>>

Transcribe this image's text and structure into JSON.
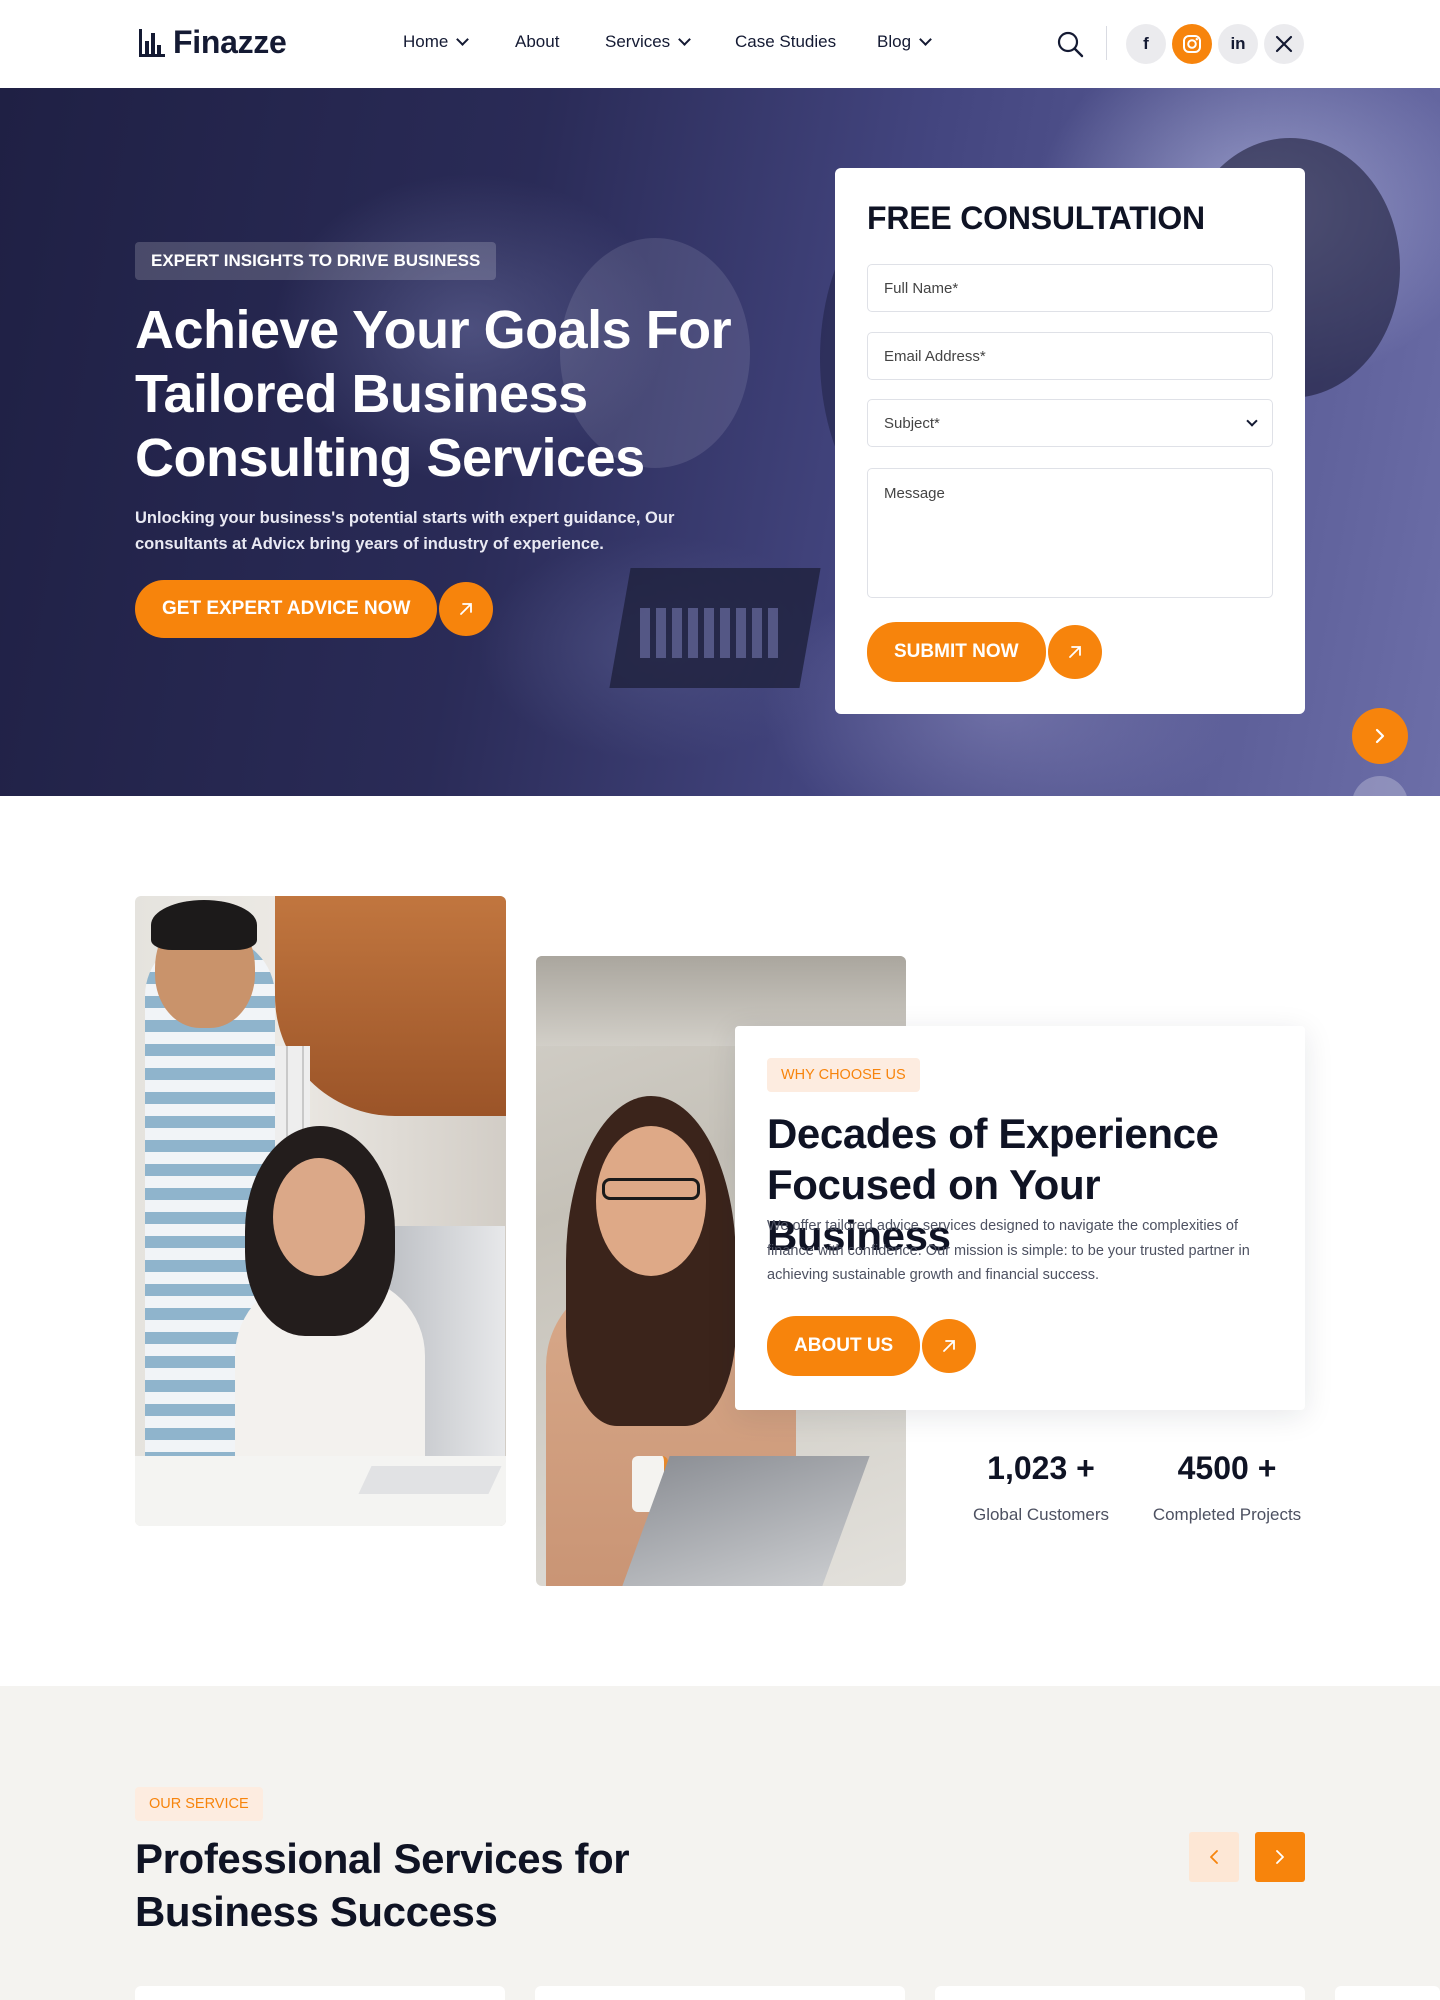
{
  "brand": {
    "name": "Finazze",
    "accent": "#f7840c",
    "dark": "#141a33"
  },
  "nav": {
    "items": [
      {
        "label": "Home",
        "has_dropdown": true
      },
      {
        "label": "About",
        "has_dropdown": false
      },
      {
        "label": "Services",
        "has_dropdown": true
      },
      {
        "label": "Case Studies",
        "has_dropdown": false
      },
      {
        "label": "Blog",
        "has_dropdown": true
      }
    ]
  },
  "header": {
    "icons": [
      "search-icon",
      "facebook-icon",
      "instagram-icon",
      "linkedin-icon",
      "x-icon"
    ],
    "social": {
      "facebook": "f",
      "linkedin": "in",
      "x": "𝕏"
    }
  },
  "hero": {
    "tag": "EXPERT INSIGHTS TO DRIVE BUSINESS",
    "title": "Achieve Your Goals For Tailored Business Consulting Services",
    "subtitle": "Unlocking your business's potential starts with expert guidance, Our consultants at Advicx bring years of industry of experience.",
    "cta_label": "GET EXPERT ADVICE NOW"
  },
  "form": {
    "title": "FREE CONSULTATION",
    "full_name_placeholder": "Full Name*",
    "email_placeholder": "Email Address*",
    "subject_placeholder": "Subject*",
    "message_placeholder": "Message",
    "submit_label": "SUBMIT NOW"
  },
  "about": {
    "badge": "WHY CHOOSE US",
    "title": "Decades of Experience Focused on Your Business",
    "text": "We offer tailored advice services designed to navigate the complexities of finance with confidence. Our mission is simple: to be your trusted partner in achieving sustainable growth and financial success.",
    "cta_label": "ABOUT US",
    "stats": [
      {
        "value": "1,023 +",
        "label": "Global Customers"
      },
      {
        "value": "4500 +",
        "label": "Completed Projects"
      }
    ]
  },
  "services": {
    "badge": "OUR SERVICE",
    "title": "Professional Services for Business Success"
  }
}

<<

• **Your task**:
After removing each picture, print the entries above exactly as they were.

• **Written answer**:
Transcribe this image's text and structure into JSON.
{
  "brand": {
    "name": "Finazze",
    "accent": "#f7840c",
    "dark": "#141a33"
  },
  "nav": {
    "items": [
      {
        "label": "Home",
        "has_dropdown": true
      },
      {
        "label": "About",
        "has_dropdown": false
      },
      {
        "label": "Services",
        "has_dropdown": true
      },
      {
        "label": "Case Studies",
        "has_dropdown": false
      },
      {
        "label": "Blog",
        "has_dropdown": true
      }
    ]
  },
  "header": {
    "icons": [
      "search-icon",
      "facebook-icon",
      "instagram-icon",
      "linkedin-icon",
      "x-icon"
    ],
    "social": {
      "facebook": "f",
      "linkedin": "in",
      "x": "𝕏"
    }
  },
  "hero": {
    "tag": "EXPERT INSIGHTS TO DRIVE BUSINESS",
    "title": "Achieve Your Goals For Tailored Business Consulting Services",
    "subtitle": "Unlocking your business's potential starts with expert guidance, Our consultants at Advicx bring years of industry of experience.",
    "cta_label": "GET EXPERT ADVICE NOW"
  },
  "form": {
    "title": "FREE CONSULTATION",
    "full_name_placeholder": "Full Name*",
    "email_placeholder": "Email Address*",
    "subject_placeholder": "Subject*",
    "message_placeholder": "Message",
    "submit_label": "SUBMIT NOW"
  },
  "about": {
    "badge": "WHY CHOOSE US",
    "title": "Decades of Experience Focused on Your Business",
    "text": "We offer tailored advice services designed to navigate the complexities of finance with confidence. Our mission is simple: to be your trusted partner in achieving sustainable growth and financial success.",
    "cta_label": "ABOUT US",
    "stats": [
      {
        "value": "1,023 +",
        "label": "Global Customers"
      },
      {
        "value": "4500 +",
        "label": "Completed Projects"
      }
    ]
  },
  "services": {
    "badge": "OUR SERVICE",
    "title": "Professional Services for Business Success"
  }
}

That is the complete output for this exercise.